Those were the words of my son, who is 15. I know what he means. Mom rarely laughs or smiles or shows any type of expression. And sometimes she looks right through you with her eyebrows slightly bent and her mouth firmly set, and no kidding, it is scary. I've noticed it, but not said anything, but Eric has begun to get bothered by this look. The same week, Dad said the same thing. "I don't know whether she's goin' to kill me or what. I don't think she'd really do anything, but the way she looks sometimes, it scares the hell out of me!" I do know. And last time I took her photo, she was giving that, "I'm going to kill you," look when I clicked the button. I decided not to post it. As Dad says, "It gives me the 'heebee jeebies."
So, I told them both the same thing. I said, "You know Grandma, (or Mom), left a long time ago. We are taking care of her body, as kind of a memorial to honor her, but she's not there anymore. You are looking at flesh and blood only." I told them that people weren't meant to walk around in their bodies without their minds working. "We're not used to seeing that, and that is what makes it scary," I said, "Different is sometimes scary."
I continued to tell Eric, "You know.....someday.....something is going to happen to Grandma's body and it won't be good. I'm not sure what will happen, but it will. And when it does, it's not going to be that terrible of a thing. We have lost Grandma already, and we grieve. But this body that walks around like a ghost and sometimes makes very scary faces....it's not her.....and it's ok.
Tuesday, March 23, 2010
Well, what's to write? Days turn into weeks, that turn into months, and we just keep paddling and waiting. What we're waiting for nobody wants to know, but we wait and time passes.
I did take Mom to see the dress rehearsal of "Fiddler on the Roof" that Devri performed in this March. Mom has passed the point that she can sit still through an entire show, so we went to rehearsal, instead. When Devri was on stage Mom was very attentive. When she exited, each time, Mom decided to leave. So, in those small intervals when Devri was not performing, we walked. We walked around the auditorium. We walked back and forth in the foyer, again and again and again and again. We walked every row of chairs starting at the top and zig-zagging all the way down to the bottom and made the return trip from bottom to top. When Devri came back on stage we sat and watched, and when she danced with the Rabbi, Mom even laughed.

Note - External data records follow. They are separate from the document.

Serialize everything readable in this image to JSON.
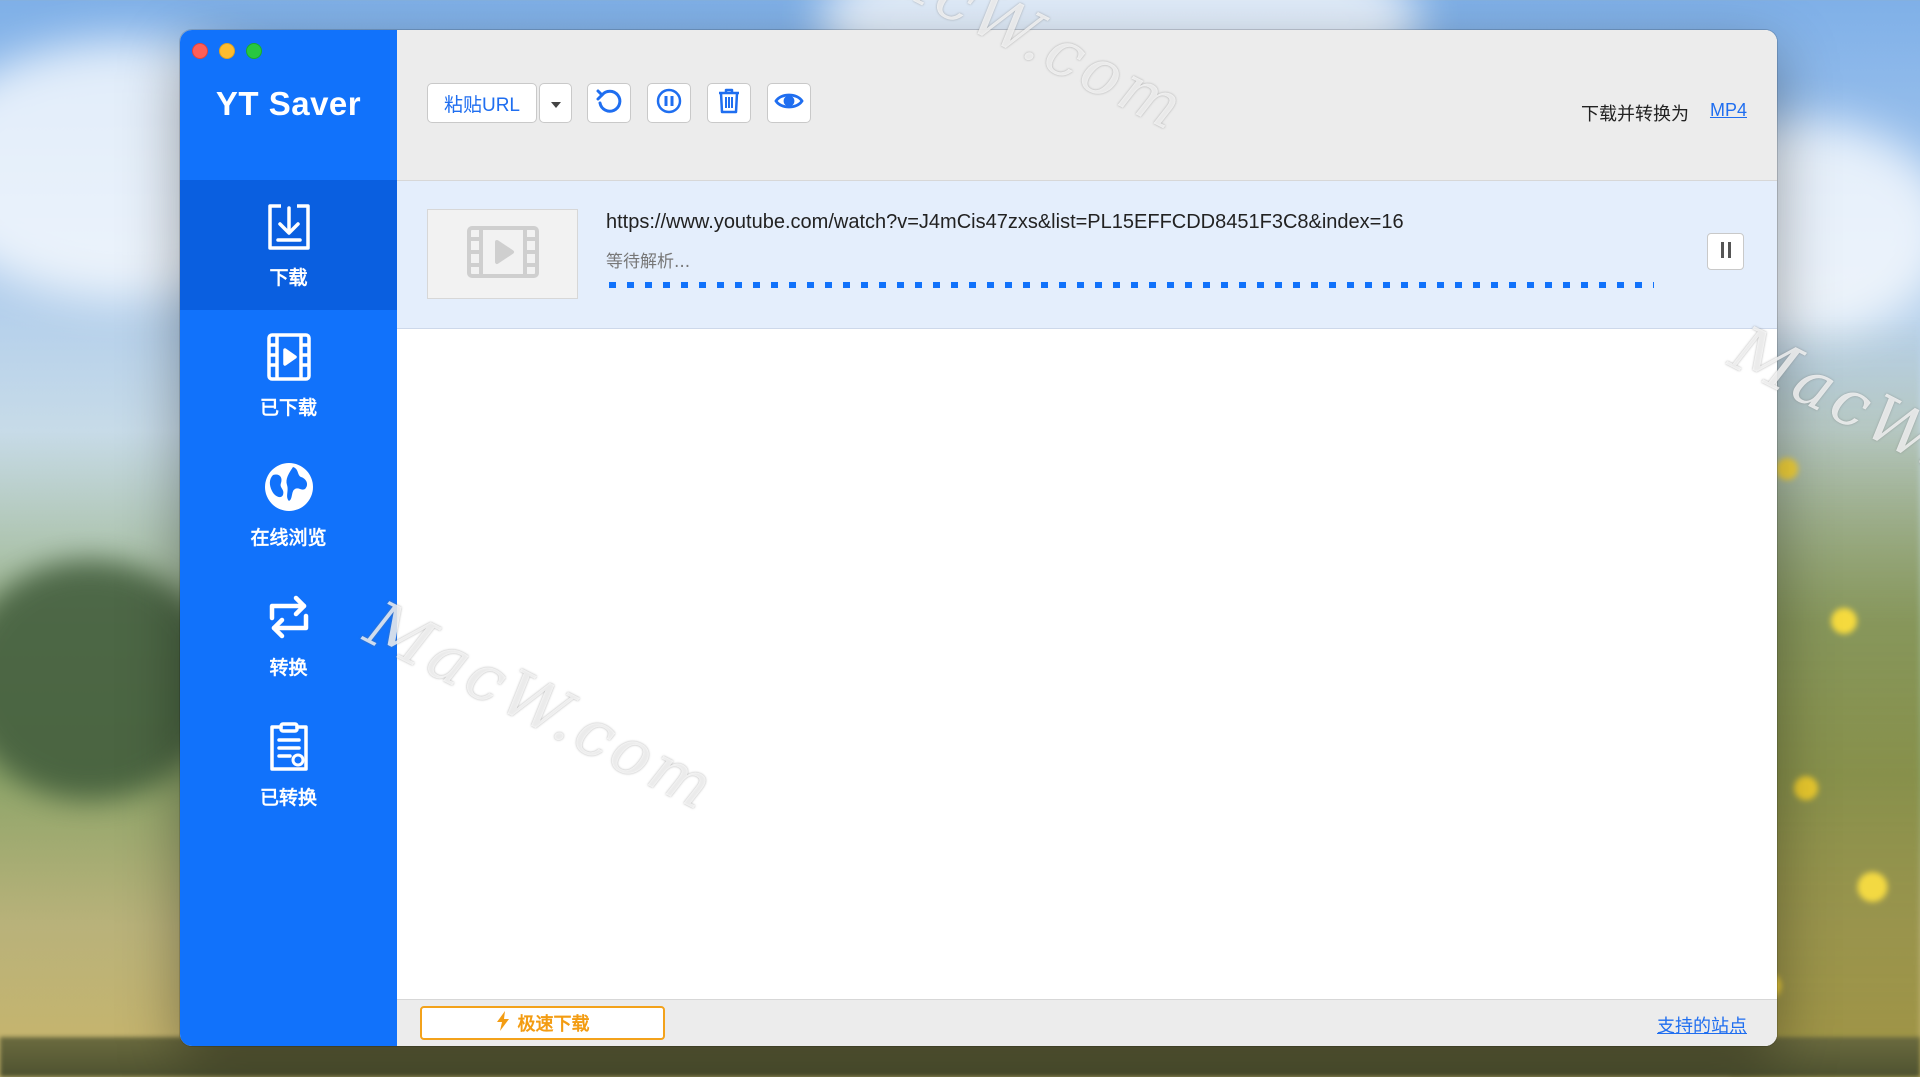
{
  "window": {
    "app_title": "YT Saver"
  },
  "sidebar": {
    "items": [
      {
        "label": "下载",
        "icon": "download-icon",
        "active": true
      },
      {
        "label": "已下载",
        "icon": "film-icon",
        "active": false
      },
      {
        "label": "在线浏览",
        "icon": "globe-icon",
        "active": false
      },
      {
        "label": "转换",
        "icon": "convert-icon",
        "active": false
      },
      {
        "label": "已转换",
        "icon": "converted-list-icon",
        "active": false
      }
    ]
  },
  "toolbar": {
    "paste_label": "粘贴URL",
    "icons": [
      "dropdown-arrow-icon",
      "refresh-icon",
      "pause-all-icon",
      "trash-icon",
      "eye-icon"
    ],
    "convert_text": "下载并转换为",
    "convert_format": "MP4"
  },
  "tasks": [
    {
      "url": "https://www.youtube.com/watch?v=J4mCis47zxs&list=PL15EFFCDD8451F3C8&index=16",
      "status": "等待解析...",
      "thumbnail_icon": "video-placeholder-icon",
      "action_icon": "pause-icon"
    }
  ],
  "bottom": {
    "fast_download_label": "极速下载",
    "fast_download_icon": "lightning-icon",
    "supported_sites_label": "支持的站点"
  },
  "watermark": {
    "text": "MacW.com"
  },
  "colors": {
    "sidebar": "#1172fb",
    "sidebar_active": "#0a5fe0",
    "accent": "#1f6ef0",
    "orange": "#f39c12"
  }
}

Otherwise, though, she timed her exits to perfect synchronization with Devri's.
The following Friday, Christine took Dad up to watch the performance and I stayed with Mom. When I first mentioned the idea of Dad going without Mom, he was stunned that I would suggest it and then very depressed saying, "Don't you think Doris would want to go?" I told him I'd take her during rehearsal, but to think about it. "Mom might be ok, but you'll be a nervous wreck," I said. He responded with an "I guess that's so." So, he went with Christine and told Mom "goodbye" but I noticed he did not tell her he was going to watch Devri perform. He said, "I'm leaving for a while and I'll be right back." When he returned, he looked rejuvenated and like a very proud grandpa. It will be hard for him to learn to do things without Mom, but it must eventually happen. He cannot stop living because of this disease. But sometimes I think he wants to.